Start off by putting healthier food in your pantry and fridge. Incorporate more fruits and vegetables into your daily nutritional intake instead of the processed foods you find in the middle aisles of the store. Keep your intake as clean as possible (if the expiration date can survive 2 ice ages, you may want to put it back and look for an alternative) and spread it throughout the day (approximately 5-6 well portioned meals comprised of one part good fats, two parts protein, 3 parts carbohydrates). The cleaner the intake, the easier it will be for your body to break it down and absorb it to build that nice lean muscle you’re working hard towards. Also, incorporate more water and natural juices. Get rid of all the sodas and processed fruit drinks—even the low/zero calorie ones. They may say zero calories, but the chemicals that are in them will do nothing but slow down the liver’s function of breaking down fat, which in turn affects the absorption of needed nutrients to build the body you’re working towards. For optimal results, make sure your caloric intake is adjusted for what you’re doing: make sure your calories for workout days are a bit higher than non-workout days.
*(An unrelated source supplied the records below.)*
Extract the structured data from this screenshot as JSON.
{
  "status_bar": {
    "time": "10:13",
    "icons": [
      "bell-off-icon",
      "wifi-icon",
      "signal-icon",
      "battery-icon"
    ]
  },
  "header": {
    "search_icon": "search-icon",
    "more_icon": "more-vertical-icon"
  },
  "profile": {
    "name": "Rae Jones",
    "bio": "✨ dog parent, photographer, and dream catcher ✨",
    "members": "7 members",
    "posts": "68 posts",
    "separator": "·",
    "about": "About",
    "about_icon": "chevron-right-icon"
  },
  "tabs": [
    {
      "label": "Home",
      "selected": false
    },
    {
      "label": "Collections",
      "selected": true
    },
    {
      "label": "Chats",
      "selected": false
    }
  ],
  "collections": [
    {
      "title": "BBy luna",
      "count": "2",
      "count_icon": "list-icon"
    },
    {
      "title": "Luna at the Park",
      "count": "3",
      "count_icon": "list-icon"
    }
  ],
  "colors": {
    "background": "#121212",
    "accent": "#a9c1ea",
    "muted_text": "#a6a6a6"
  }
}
Make sure you’re making the most of your workouts. Get in AT LEAST 3-4 workouts a week, no more than six. You need to give your body time to recover from the demands you’re placing on it. Workouts can consist of weight training, resistance bands, or just bodyweight training. Keep your workout intense, focus on it being anywhere between 30 minutes to an hour. All of my clients/boot campers are on this method of training and have seen amazing results. Don’t get stuck in usual routine workouts: go to the gym, do cardio, lift weights, stretch, leave, and repeat the next day. Don’t get me wrong; this is a good routine to follow, but for the best results you need to vary your routine. The human body is an intricate machine capable of adapting to whatever you dish out to it. Around the 3-4 week mark, your body will adapt to whatever routine you’re doing and you’ll need to tweak it a bit so that it can keep getting to the next level. Change it up and shock the body. For example, if you’re doing just weight training, go for full-body workouts for a week or two and mix in cardio/sprint routines. This is also a good way to break out of plateaus you’ve hit and get your progress on the right track again. Yes, you may lose a little bit of strength due to the change, but that’s temporary. Before you know it you’ll be moving on to the next level…and preparing to surpass it.
I hope the tips above will help better prepare you for the journey before you. And I know what’s going through your mind: it looks impossible. You think making the adjustments will be difficult. I won’t lie to you, it will be a challenge. But you can do it! Remember this: you’re the CEO of the “You Corporation.” Don’t deny yourself the greatness that you can achieve. Don’t let daily obstacles that are thrown at you dictate your daily life. Step up to them, look them dead in the eye and BLAST your way through them! Keep your pace going and you’ll get through them in no time Later you can look back, smile at your accomplishments and prepare for the next one.
Work it…Live it…OWN it!
Celestino (Tino) Paul is an ISSA Certified Fitness Trainer/Coach out of Providence, RI and has been a fitness specialist for 8 years, specializing in challenging men and women to achieve their full potential even if they are full-time parents, have busy schedules, and don’t think they have the time to begin a fitness journey. He shows a deep passion in seeing clients/boot campers succeed and motivates them to push farther than they thought was possible. He is the owner/operator of Precision Body Fitness and is currently running boot camps in the Warren and Warwick, Rhode Island areas.